Hammett not only created the modern private detective, but he created two of my favorite film characters, Nick and Nora Charles. Hammett wasn’t quite as enamored of the THIN MAN films as I am, but they did provide him with enough money to afford decent liquor, at least for a while. Who were Nick and Nora in real life? Hammett told his long-time companion, writer Lillian Hellman, that she was the inspiration for Nora. However, according to Hellman “Hammett said I was also the silly girl in the book and the villainess.”
Hellman and Hammett had a 30 year long relationship – a part of which was depicted in the 1977 film JULIA starring Jane Fonda, Jason Robards, and Vanessa Redgrave. Did Hellman really smuggle papers out of Nazi Germany in her hat as shown in the film, or had she taken another woman’s (i.e. Muriel Gardiner) story as her own? The jury is still out on whether or not Hellman greatly embellished her autobiographies.
In any case, JULIA was a compelling enough film to win three Oscars. I love the movie – the costumes are exquisite, the acting superb. It’s worth watching whether the story is Hellman’s or not. Oh, and look at this clip from the film with Meryl Streep as Anne Marie and Jane Fonda as Lillian.
During the 1950s Hammett was investigated by Congress, and testified on March 26, 1953 before the House on Un-American Activities Committee. Although he testified to his own activities, he refused to cooperate with the committee and was blacklisted.

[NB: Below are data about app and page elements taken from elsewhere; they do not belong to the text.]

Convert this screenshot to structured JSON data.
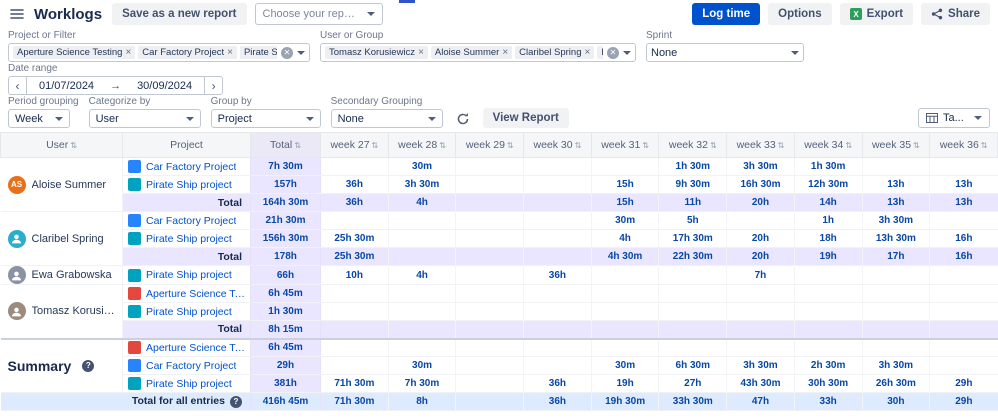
{
  "colors": {
    "primary": "#0052CC",
    "value_text": "#0747A6",
    "lavender": "#EAE6FF",
    "light_blue": "#DEEBFF"
  },
  "topbar": {
    "title": "Worklogs",
    "save_button": "Save as a new report",
    "report_select": "Choose your report...",
    "log_time": "Log time",
    "options": "Options",
    "export": "Export",
    "share": "Share"
  },
  "filters": {
    "project": {
      "label": "Project or Filter",
      "chips": [
        "Aperture Science Testing",
        "Car Factory Project",
        "Pirate Ship project"
      ]
    },
    "user": {
      "label": "User or Group",
      "chips": [
        "Tomasz Korusiewicz",
        "Aloise Summer",
        "Claribel Spring",
        "Ewa Grabowska"
      ]
    },
    "sprint": {
      "label": "Sprint",
      "value": "None"
    },
    "date": {
      "label": "Date range",
      "from": "01/07/2024",
      "to": "30/09/2024",
      "arrow": "→"
    }
  },
  "controls": {
    "period": {
      "label": "Period grouping",
      "value": "Week"
    },
    "categorize": {
      "label": "Categorize by",
      "value": "User"
    },
    "group_by": {
      "label": "Group by",
      "value": "Project"
    },
    "secondary": {
      "label": "Secondary Grouping",
      "value": "None"
    },
    "view_report": "View Report",
    "view_mode": "Ta..."
  },
  "table": {
    "columns": [
      "User",
      "Project",
      "Total",
      "week 27",
      "week 28",
      "week 29",
      "week 30",
      "week 31",
      "week 32",
      "week 33",
      "week 34",
      "week 35",
      "week 36"
    ],
    "groups": [
      {
        "user": "Aloise Summer",
        "avatar": {
          "kind": "initials",
          "label": "AS",
          "bg": "#E8701A"
        },
        "rows": [
          {
            "project": "Car Factory Project",
            "icon": "#2684FF",
            "total": "7h 30m",
            "weeks": [
              "",
              "30m",
              "",
              "",
              "",
              "1h 30m",
              "3h 30m",
              "1h 30m",
              "",
              ""
            ]
          },
          {
            "project": "Pirate Ship project",
            "icon": "#00A3BF",
            "total": "157h",
            "weeks": [
              "36h",
              "3h 30m",
              "",
              "",
              "15h",
              "9h 30m",
              "16h 30m",
              "12h 30m",
              "13h",
              "13h"
            ]
          }
        ],
        "total_row": {
          "label": "Total",
          "total": "164h 30m",
          "weeks": [
            "36h",
            "4h",
            "",
            "",
            "15h",
            "11h",
            "20h",
            "14h",
            "13h",
            "13h"
          ]
        }
      },
      {
        "user": "Claribel Spring",
        "avatar": {
          "kind": "person",
          "bg": "#2BAECB"
        },
        "rows": [
          {
            "project": "Car Factory Project",
            "icon": "#2684FF",
            "total": "21h 30m",
            "weeks": [
              "",
              "",
              "",
              "",
              "30m",
              "5h",
              "",
              "1h",
              "3h 30m",
              ""
            ]
          },
          {
            "project": "Pirate Ship project",
            "icon": "#00A3BF",
            "total": "156h 30m",
            "weeks": [
              "25h 30m",
              "",
              "",
              "",
              "4h",
              "17h 30m",
              "20h",
              "18h",
              "13h 30m",
              "16h"
            ]
          }
        ],
        "total_row": {
          "label": "Total",
          "total": "178h",
          "weeks": [
            "25h 30m",
            "",
            "",
            "",
            "4h 30m",
            "22h 30m",
            "20h",
            "19h",
            "17h",
            "16h"
          ]
        }
      },
      {
        "user": "Ewa Grabowska",
        "avatar": {
          "kind": "person",
          "bg": "#8993A4"
        },
        "rows": [
          {
            "project": "Pirate Ship project",
            "icon": "#00A3BF",
            "total": "66h",
            "weeks": [
              "10h",
              "4h",
              "",
              "36h",
              "",
              "",
              "7h",
              "",
              "",
              ""
            ]
          }
        ],
        "total_row": null
      },
      {
        "user": "Tomasz Korusiewicz",
        "avatar": {
          "kind": "person",
          "bg": "#9C8B7E"
        },
        "rows": [
          {
            "project": "Aperture Science Testing",
            "icon": "#E2483D",
            "total": "6h 45m",
            "weeks": [
              "",
              "",
              "",
              "",
              "",
              "",
              "",
              "",
              "",
              ""
            ]
          },
          {
            "project": "Pirate Ship project",
            "icon": "#00A3BF",
            "total": "1h 30m",
            "weeks": [
              "",
              "",
              "",
              "",
              "",
              "",
              "",
              "",
              "",
              ""
            ]
          }
        ],
        "total_row": {
          "label": "Total",
          "total": "8h 15m",
          "weeks": [
            "",
            "",
            "",
            "",
            "",
            "",
            "",
            "",
            "",
            ""
          ]
        }
      },
      {
        "user": "Summary",
        "summary": true,
        "rows": [
          {
            "project": "Aperture Science Testing",
            "icon": "#E2483D",
            "total": "6h 45m",
            "weeks": [
              "",
              "",
              "",
              "",
              "",
              "",
              "",
              "",
              "",
              ""
            ]
          },
          {
            "project": "Car Factory Project",
            "icon": "#2684FF",
            "total": "29h",
            "weeks": [
              "",
              "30m",
              "",
              "",
              "30m",
              "6h 30m",
              "3h 30m",
              "2h 30m",
              "3h 30m",
              ""
            ]
          },
          {
            "project": "Pirate Ship project",
            "icon": "#00A3BF",
            "total": "381h",
            "weeks": [
              "71h 30m",
              "7h 30m",
              "",
              "36h",
              "19h",
              "27h",
              "43h 30m",
              "30h 30m",
              "26h 30m",
              "29h"
            ]
          }
        ],
        "total_row": null
      }
    ],
    "grand_total": {
      "label": "Total for all entries",
      "total": "416h 45m",
      "weeks": [
        "71h 30m",
        "8h",
        "",
        "36h",
        "19h 30m",
        "33h 30m",
        "47h",
        "33h",
        "30h",
        "29h"
      ]
    }
  }
}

Others refused, as did Hammett, to cooperate with HUAC and they paid dearly. A group of Hollywood writers who refused to cooperate with the committee became known as THE HOLLYWOOD TEN. They were Alvah Bessie, Herbert Biberman, Lester Cole, Edward Dmytryk, Ring Lardner Jr., John Howard Lawson, Albert Maltz, Samuel Ornitz, Adrian Scott and Dalton Trumbo.
The ten men claimed that the First Amendment of the United States Constitution gave them the right to refuse to answer questions about their beliefs. The HUAC and, subsequently, the courts disagreed and all ten men were found guilty of contempt of congress. Each of them was sentenced to between six and twelve months in prison.

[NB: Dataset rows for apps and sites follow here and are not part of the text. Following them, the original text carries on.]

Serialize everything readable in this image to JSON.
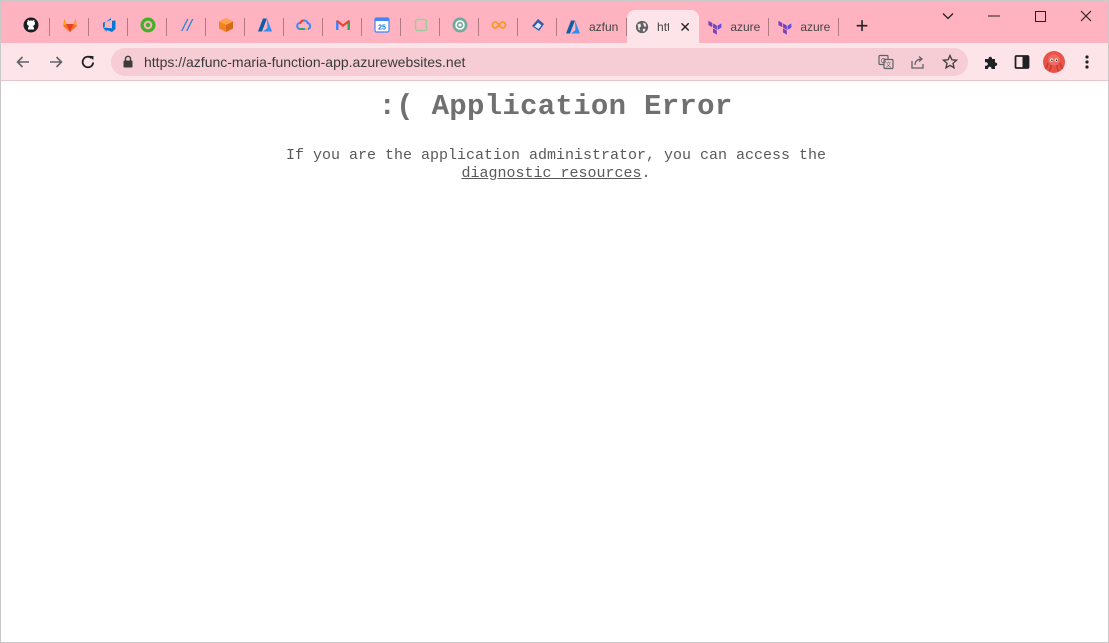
{
  "browser": {
    "pinned_tabs": [
      {
        "icon": "github-icon"
      },
      {
        "icon": "gitlab-icon"
      },
      {
        "icon": "azure-devops-icon"
      },
      {
        "icon": "circleci-icon"
      },
      {
        "icon": "azure-pipelines-icon"
      },
      {
        "icon": "package-icon"
      },
      {
        "icon": "azure-icon"
      },
      {
        "icon": "google-cloud-icon"
      },
      {
        "icon": "gmail-icon"
      },
      {
        "icon": "calendar-icon"
      },
      {
        "icon": "extension-tab-icon"
      },
      {
        "icon": "chatgpt-icon"
      },
      {
        "icon": "infinity-icon"
      },
      {
        "icon": "cloud-app-icon"
      }
    ],
    "tabs": [
      {
        "label": "azfun",
        "icon": "azure-icon",
        "active": false
      },
      {
        "label": "htt",
        "icon": "globe-icon",
        "active": true
      },
      {
        "label": "azure",
        "icon": "terraform-icon",
        "active": false
      },
      {
        "label": "azure",
        "icon": "terraform-icon",
        "active": false
      }
    ],
    "new_tab_label": "+",
    "address_bar": {
      "url": "https://azfunc-maria-function-app.azurewebsites.net"
    }
  },
  "page": {
    "title": ":( Application Error",
    "message_before_link": "If you are the application administrator, you can access the",
    "link_text": "diagnostic resources",
    "message_after_link": "."
  },
  "colors": {
    "tab_strip": "#ffb3c0",
    "toolbar": "#fde4e8",
    "omnibox": "#f6cdd4",
    "error_title": "#707070",
    "error_text": "#595959"
  }
}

Hellman had appeared before the House Un-American Activities Committee in 1950. At the time, HUAC was well aware that Dashiell Hammett had been a Communist Party member. Asked to name names of acquaintances with communist affiliations, Hellman delivered a prepared statement which read in part:

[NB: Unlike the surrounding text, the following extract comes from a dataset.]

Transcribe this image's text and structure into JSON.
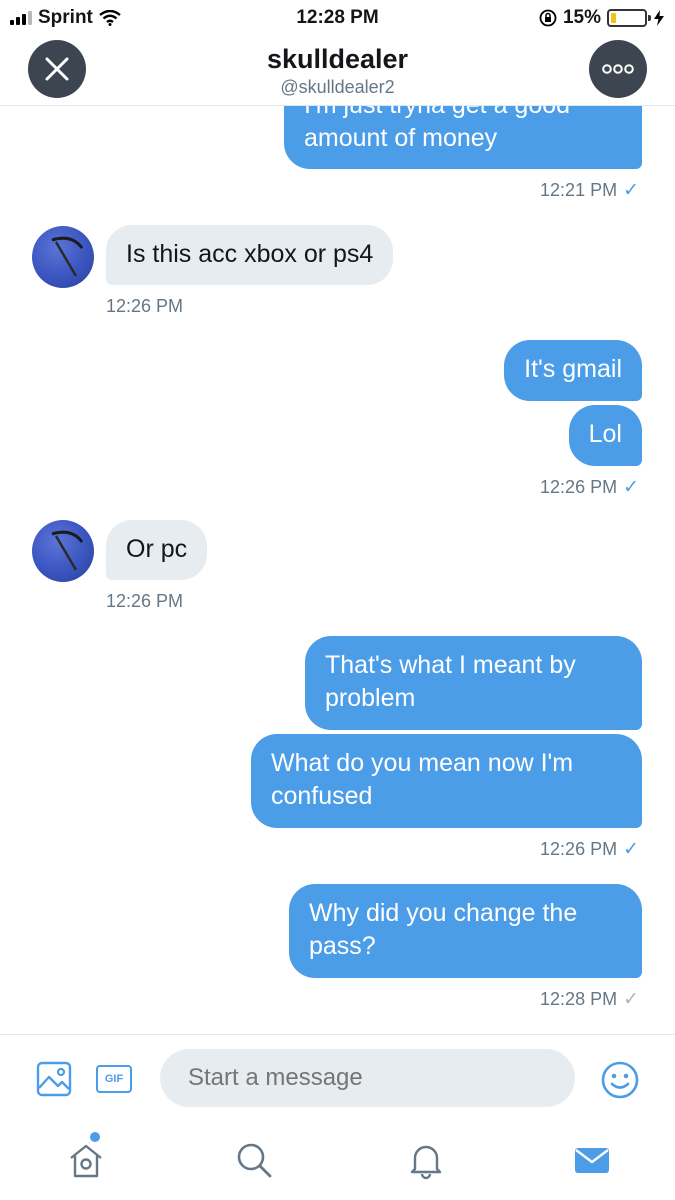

“To hurt innocent people whom I knew many years ago in order to save myself is, to me, inhuman and indecent and dishonorable. I cannot and will not cut my conscience to fit this year’s fashions, even though I long ago came to the conclusion that I was not a political person and could have not comfortable place in any political group.”
Hellman may have embellished her autobiographies, but her statement to HUAC leads me to believe that she was also a stand-up dame.
About Hammett’s writing career, Hellman said:
“I have been asked many times over the years why he did not write another novel after The Thin Man. I do not know. I think, but I only think, I know a few of the reasons: he wanted to do a new kind of work; he was sick for many of those years and getting sicker. But he kept his work, and his plans for work, in angry privacy and even I would not have been answered if I had ever asked, and maybe because I never asked is why I was with him until the last day of his life.”
I’ve never been able to visit San Francisco without thinking of Dashiell Hammett or Sam Spade. Even though Hammett never wrote another novel after THE THIN MAN, his contribution to mystery fiction, in particular to the hard-boiled genre, was seminal.